Whether you spend any amount of time using it, when it comes to advertising and marketing, Facebook has become a valuable platform.
One example was a business that wanted to do a promotion around the holidays. They were in the process of releasing a new app, so they ran some promotions and gave new users a 50% off coupon for signing up. They created a huge amount of organic content from the promotion and were very successful with it.
Now, it should be relatable that it’s easier to achieve this type of success around holidays or other big events, but how do you stay successful during the rest of the year? To answer that question, you have to look at two things: creativity and targeting.
In a basic sense, with better creative and better targeting, you have better performance. What is less obvious is that, because you have better creative and better ad targeting, you will also have a higher click-through rate (CTR) and conversion rate. Directly, that means a lower cost per click (CPC) and CTR, implying you’ll achieve 10% – 30% more clicks for the same budget, which translates to better performance in the end.
When it comes to creativity, it’s recommended to jump on new things that Facebook releases.
When Facebook releases new features, it seems that they give those features extra exposure on the platform because they want them to perform well. This is similar to lead ads; they’re simple and effective. A user will see an ad and click on it. They select what information they want to share, and then the email address is sent to the advertiser. When paired with local incentives or opportunities, it becomes a really nice method for collecting email addresses for businesses in which past advertising performances weren’t that great.
So, it’s good to hop on new Facebook features as they’re released because, if you’re first to adopt – and, thus, get the leverage effect of being the first mover – you’ll likely have higher performance. What’s nice about this is that an audience network will grow out of this mobile space and into the desktop environment, where you can buy more targeted ads across different devices to continue with your social campaigns.
This is a huge step forward – and a direct response to those who say Facebook hasn’t worked well in the past for advertising – as they continue to evolve and figure things out just as the industry does. Dynamic product ads (DPAs) were once considered only for retail or ecommerce; but lately, there are other businesses leveraging the dynamic retargeting functionality – even those that are not retail clients such as the travel vertical.
Another important concept with regard to targeting is that you shouldn’t overlap. Overlap tends to waste delivery opportunities due to a frequency cap of two per day. In fact, separating your audiences is key to targeting specific users with specific content and not overexposing your content to uninterested people. When it comes to customer audience, one interesting strategy is to use lookalike audiences based on your initial custom audience.

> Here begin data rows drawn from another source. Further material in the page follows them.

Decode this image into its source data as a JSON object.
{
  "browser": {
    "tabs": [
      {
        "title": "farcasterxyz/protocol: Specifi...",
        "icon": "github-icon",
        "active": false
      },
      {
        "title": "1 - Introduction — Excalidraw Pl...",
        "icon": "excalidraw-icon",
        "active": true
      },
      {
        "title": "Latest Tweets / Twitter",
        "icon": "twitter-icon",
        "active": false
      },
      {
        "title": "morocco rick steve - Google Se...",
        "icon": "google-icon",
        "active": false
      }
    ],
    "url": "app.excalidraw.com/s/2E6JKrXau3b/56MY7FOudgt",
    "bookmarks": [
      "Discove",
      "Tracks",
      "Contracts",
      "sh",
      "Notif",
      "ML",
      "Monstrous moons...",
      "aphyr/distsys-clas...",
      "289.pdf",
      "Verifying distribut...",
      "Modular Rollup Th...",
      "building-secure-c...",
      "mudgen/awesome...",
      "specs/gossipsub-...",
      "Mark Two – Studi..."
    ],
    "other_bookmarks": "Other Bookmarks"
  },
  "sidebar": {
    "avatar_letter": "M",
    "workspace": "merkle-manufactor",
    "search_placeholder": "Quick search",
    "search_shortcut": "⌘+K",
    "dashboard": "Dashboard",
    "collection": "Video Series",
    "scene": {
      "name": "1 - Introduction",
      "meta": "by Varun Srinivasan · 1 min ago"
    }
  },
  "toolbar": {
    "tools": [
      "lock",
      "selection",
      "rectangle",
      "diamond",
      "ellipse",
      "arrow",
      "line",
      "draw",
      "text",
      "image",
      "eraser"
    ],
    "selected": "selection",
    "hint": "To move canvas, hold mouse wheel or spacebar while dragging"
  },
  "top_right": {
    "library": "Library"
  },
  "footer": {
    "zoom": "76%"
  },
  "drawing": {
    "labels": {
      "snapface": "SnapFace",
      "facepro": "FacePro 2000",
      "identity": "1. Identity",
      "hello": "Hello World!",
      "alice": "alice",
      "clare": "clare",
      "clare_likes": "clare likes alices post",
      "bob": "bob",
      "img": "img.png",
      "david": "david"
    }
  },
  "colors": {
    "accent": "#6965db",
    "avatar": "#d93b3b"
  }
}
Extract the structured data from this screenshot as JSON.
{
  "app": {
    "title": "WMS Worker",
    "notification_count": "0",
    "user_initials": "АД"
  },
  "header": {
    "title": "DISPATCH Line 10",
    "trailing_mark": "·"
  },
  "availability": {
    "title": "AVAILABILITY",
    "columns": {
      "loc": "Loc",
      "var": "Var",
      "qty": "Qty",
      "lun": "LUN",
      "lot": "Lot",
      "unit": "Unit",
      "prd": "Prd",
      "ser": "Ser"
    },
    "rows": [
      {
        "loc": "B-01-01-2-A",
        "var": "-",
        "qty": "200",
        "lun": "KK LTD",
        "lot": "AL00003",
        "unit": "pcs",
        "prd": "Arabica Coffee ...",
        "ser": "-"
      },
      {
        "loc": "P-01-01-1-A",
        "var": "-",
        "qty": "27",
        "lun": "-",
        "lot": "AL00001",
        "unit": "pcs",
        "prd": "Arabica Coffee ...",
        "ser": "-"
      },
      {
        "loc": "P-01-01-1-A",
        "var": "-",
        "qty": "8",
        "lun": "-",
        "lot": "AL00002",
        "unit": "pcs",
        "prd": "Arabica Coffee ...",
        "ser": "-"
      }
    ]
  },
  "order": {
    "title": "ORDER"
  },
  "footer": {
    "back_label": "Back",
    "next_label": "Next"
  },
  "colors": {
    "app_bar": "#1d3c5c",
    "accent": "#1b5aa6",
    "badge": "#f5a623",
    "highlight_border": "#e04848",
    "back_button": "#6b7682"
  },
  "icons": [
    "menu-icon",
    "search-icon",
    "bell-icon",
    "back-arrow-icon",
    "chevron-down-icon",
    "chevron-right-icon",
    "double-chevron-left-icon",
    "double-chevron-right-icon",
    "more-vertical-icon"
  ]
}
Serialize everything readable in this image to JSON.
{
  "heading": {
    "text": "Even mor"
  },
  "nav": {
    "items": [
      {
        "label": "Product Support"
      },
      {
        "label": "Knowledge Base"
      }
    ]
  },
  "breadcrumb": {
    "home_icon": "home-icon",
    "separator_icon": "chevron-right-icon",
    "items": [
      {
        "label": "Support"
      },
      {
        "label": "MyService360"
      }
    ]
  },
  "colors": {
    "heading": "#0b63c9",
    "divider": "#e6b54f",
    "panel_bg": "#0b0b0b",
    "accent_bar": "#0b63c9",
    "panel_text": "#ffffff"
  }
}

Lookalikes involve choosing an email list that’s derived from your first-party data, and then Facebook figures out groups of people – or audiences – that look similar to the ones that you have. This is also called a tiered lookalike strategy.
With this process, you start with, let’s say, 1% of a target audience, and you bid to the right amount. From those results, you select a second customer audience based on the same criteria, or you select the same customer audience and build a second lookalike tier, excluding the first one. This results in specific tiers containing the 1%, the 2%, the 3%, and so on.
In the end, when it comes to Facebook advertising, you have to ask yourself, “What do I want to optimize toward?” This could be conversions, clicks, video views, or any other metric that your business is focused on.
The next question is, “What am I willing to pay?” In this case, you want to ensure that you’re receiving true value out of your investment. Here, true value means that you shouldn’t underbid – invest too little and you won’t get the delivery in the ads – but, you also shouldn’t overpay. Make sure you’ve done your research on what is an acceptable price for the intended return on investment.